### Problem
Which lines below include the string "Заявка"? Please show each one.

%%

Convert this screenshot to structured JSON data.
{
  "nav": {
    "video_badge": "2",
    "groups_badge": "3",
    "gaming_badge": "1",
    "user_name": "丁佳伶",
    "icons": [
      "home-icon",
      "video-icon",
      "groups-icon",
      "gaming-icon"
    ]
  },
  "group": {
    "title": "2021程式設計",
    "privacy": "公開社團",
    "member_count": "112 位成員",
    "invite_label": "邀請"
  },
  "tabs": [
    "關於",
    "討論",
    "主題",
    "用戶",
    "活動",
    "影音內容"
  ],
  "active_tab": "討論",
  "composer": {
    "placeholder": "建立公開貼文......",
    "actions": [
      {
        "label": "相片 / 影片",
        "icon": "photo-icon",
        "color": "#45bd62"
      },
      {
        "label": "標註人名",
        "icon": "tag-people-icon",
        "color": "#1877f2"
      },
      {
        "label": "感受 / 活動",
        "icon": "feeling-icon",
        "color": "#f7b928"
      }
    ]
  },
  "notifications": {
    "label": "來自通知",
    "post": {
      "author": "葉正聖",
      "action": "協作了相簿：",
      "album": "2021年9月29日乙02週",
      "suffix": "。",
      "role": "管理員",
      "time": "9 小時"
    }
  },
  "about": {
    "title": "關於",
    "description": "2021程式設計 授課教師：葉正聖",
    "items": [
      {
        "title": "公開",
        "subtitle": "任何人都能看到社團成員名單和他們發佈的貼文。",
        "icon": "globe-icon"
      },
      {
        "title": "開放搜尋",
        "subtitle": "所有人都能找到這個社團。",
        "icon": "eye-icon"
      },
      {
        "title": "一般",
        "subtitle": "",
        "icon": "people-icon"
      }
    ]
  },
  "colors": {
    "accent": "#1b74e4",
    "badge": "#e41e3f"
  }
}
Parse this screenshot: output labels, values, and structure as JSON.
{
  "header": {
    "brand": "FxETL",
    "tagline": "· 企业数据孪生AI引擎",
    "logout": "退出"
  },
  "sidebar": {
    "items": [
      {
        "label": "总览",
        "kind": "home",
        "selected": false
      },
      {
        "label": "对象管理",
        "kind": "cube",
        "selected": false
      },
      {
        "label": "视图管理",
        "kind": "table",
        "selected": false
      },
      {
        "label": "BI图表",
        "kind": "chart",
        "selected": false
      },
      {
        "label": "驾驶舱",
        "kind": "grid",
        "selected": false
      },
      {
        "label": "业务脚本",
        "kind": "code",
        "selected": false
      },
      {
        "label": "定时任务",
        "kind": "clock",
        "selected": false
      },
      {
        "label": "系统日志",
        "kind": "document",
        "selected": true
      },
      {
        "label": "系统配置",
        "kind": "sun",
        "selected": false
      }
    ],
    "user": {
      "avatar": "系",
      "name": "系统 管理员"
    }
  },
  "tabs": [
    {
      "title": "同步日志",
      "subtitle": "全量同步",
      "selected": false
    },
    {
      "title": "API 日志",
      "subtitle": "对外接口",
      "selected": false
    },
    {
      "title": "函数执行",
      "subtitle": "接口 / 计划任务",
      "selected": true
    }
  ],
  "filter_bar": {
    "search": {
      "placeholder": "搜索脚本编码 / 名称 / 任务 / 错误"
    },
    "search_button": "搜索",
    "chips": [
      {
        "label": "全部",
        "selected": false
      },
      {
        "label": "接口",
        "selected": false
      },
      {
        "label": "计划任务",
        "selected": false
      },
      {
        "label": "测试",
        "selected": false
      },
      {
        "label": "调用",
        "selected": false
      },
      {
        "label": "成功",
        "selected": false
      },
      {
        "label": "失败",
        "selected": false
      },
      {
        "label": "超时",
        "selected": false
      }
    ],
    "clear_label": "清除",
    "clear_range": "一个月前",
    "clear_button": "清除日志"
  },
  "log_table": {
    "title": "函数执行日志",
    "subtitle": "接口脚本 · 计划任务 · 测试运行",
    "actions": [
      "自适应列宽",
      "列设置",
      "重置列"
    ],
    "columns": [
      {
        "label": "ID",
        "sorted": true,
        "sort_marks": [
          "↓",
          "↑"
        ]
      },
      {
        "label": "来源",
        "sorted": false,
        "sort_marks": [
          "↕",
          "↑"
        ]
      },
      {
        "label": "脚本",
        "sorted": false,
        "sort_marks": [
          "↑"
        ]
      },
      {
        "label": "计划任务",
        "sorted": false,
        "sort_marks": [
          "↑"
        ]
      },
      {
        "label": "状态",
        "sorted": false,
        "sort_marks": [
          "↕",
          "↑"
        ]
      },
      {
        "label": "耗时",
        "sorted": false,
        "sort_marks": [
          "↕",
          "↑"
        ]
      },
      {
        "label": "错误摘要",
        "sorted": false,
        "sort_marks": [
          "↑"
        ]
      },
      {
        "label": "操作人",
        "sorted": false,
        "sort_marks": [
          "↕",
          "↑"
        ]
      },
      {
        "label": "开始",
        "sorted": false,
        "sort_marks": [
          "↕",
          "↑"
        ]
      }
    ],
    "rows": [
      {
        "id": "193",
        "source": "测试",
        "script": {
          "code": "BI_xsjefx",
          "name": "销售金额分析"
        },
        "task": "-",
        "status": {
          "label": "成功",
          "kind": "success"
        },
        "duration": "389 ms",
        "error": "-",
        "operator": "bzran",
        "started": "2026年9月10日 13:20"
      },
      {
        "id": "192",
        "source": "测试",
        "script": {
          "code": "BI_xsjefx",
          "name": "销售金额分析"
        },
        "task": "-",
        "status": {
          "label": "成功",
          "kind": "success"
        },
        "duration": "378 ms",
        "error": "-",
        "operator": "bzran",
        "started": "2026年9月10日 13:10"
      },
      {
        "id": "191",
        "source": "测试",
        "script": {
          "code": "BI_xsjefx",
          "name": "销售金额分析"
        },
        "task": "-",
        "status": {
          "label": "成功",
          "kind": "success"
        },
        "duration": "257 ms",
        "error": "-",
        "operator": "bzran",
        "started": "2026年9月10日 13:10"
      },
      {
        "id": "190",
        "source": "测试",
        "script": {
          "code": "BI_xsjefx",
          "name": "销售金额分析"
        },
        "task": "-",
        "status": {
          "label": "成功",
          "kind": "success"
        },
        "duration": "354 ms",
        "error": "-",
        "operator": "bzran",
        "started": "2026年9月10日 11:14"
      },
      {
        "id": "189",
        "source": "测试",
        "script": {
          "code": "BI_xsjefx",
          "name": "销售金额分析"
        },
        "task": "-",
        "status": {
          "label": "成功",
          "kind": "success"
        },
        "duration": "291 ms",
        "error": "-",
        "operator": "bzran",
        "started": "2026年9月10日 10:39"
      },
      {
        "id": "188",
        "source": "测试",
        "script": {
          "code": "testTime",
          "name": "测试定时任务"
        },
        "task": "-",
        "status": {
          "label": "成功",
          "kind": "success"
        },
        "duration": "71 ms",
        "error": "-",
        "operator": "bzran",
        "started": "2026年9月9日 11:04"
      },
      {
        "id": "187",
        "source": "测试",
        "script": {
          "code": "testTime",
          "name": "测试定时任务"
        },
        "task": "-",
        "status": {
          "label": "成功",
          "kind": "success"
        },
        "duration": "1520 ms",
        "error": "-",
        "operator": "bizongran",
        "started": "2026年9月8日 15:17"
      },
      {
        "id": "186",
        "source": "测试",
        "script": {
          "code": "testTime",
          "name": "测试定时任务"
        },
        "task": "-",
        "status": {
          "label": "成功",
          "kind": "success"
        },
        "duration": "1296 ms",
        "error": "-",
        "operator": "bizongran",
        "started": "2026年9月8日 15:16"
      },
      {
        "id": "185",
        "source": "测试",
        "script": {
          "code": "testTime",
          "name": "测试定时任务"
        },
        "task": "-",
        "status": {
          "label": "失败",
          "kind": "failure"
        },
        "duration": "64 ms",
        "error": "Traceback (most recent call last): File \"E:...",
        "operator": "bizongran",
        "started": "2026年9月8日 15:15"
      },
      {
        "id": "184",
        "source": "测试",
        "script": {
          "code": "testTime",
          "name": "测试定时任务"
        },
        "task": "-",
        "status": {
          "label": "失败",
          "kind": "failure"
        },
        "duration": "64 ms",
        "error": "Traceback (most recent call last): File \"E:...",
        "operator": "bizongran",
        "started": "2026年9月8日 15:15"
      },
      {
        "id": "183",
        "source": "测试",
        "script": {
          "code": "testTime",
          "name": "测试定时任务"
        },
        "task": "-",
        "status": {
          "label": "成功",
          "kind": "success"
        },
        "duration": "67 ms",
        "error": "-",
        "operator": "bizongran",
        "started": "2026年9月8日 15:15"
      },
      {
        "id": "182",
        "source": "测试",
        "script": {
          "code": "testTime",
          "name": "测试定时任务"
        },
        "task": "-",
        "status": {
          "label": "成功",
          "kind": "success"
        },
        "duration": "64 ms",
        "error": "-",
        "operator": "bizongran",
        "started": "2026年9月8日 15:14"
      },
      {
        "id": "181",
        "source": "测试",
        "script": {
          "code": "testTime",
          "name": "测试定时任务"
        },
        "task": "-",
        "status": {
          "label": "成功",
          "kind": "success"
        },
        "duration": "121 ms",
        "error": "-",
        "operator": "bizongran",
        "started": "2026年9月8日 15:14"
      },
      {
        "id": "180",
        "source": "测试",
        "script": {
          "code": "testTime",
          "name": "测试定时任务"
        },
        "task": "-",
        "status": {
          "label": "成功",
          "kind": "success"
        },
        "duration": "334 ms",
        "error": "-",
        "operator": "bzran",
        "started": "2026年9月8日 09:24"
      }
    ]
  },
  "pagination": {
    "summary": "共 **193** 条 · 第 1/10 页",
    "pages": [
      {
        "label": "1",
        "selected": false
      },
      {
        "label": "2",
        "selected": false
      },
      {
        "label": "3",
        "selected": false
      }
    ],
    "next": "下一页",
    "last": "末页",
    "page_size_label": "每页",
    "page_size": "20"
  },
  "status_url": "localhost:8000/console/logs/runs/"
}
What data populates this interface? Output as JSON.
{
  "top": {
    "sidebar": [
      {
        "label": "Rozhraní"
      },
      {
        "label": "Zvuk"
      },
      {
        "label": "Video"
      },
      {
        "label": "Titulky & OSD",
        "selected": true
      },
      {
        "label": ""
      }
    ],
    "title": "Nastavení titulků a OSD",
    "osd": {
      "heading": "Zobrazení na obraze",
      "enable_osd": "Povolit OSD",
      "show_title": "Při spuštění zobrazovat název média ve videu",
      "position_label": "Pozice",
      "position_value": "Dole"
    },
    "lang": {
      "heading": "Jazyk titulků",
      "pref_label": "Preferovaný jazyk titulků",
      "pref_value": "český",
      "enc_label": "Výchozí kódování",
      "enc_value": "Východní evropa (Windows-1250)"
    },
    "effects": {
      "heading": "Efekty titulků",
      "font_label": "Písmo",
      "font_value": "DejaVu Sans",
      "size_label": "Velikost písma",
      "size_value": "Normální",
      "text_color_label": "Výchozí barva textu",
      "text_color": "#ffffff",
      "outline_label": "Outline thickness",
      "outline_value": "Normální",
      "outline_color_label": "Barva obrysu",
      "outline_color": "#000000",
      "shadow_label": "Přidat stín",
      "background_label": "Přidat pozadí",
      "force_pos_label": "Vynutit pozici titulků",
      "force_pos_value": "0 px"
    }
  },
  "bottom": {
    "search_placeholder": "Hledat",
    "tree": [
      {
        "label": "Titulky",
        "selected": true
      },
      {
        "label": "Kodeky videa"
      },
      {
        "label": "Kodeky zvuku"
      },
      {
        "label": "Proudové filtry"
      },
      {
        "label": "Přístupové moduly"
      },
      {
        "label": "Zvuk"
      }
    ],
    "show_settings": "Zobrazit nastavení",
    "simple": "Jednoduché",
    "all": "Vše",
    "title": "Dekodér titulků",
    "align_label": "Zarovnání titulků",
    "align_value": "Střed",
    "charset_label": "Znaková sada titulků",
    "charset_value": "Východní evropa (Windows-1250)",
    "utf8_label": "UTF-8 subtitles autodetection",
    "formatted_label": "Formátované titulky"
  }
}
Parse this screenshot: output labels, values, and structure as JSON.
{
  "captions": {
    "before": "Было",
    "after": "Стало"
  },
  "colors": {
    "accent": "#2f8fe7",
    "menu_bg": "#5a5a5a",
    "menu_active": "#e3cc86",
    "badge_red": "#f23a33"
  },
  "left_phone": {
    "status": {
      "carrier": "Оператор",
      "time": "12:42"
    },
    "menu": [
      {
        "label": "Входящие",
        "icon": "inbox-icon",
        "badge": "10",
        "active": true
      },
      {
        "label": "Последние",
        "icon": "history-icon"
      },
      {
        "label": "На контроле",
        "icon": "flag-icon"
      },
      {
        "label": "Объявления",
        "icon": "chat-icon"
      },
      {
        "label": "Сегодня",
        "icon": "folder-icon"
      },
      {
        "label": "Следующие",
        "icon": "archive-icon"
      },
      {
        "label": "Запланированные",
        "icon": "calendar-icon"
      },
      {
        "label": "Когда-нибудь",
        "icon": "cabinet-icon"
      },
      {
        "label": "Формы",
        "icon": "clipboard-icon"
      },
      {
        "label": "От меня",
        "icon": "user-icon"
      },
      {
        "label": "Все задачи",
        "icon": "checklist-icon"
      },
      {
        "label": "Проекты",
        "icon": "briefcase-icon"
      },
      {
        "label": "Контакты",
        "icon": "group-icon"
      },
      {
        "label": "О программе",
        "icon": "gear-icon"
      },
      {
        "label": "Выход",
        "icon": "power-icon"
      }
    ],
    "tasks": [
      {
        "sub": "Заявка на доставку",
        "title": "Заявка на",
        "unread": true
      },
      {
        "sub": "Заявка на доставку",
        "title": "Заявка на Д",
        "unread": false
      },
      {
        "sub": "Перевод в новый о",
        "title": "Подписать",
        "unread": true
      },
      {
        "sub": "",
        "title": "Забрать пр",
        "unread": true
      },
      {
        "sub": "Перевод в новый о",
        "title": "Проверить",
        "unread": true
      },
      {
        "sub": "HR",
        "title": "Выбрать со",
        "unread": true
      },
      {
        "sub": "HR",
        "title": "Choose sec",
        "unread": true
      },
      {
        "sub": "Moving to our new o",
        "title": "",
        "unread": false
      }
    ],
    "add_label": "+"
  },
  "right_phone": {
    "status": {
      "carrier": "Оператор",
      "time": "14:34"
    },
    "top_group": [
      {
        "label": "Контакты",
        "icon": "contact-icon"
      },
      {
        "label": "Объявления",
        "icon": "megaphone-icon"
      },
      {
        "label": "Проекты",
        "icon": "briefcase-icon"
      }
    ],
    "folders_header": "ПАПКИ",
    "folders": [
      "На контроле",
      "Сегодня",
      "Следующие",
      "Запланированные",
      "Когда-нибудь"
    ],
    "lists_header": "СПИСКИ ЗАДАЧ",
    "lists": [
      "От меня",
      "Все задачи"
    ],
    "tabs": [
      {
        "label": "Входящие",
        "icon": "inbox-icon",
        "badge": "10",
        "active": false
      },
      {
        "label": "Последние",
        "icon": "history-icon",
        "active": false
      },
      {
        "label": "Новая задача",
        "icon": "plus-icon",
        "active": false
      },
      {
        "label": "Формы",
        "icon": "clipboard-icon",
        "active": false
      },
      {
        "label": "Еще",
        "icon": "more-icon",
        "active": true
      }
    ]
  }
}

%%

### Response to this task
        "sub": "Заявка на доставку",
        "title": "Заявка на",
        "sub": "Заявка на доставку",
        "title": "Заявка на Д",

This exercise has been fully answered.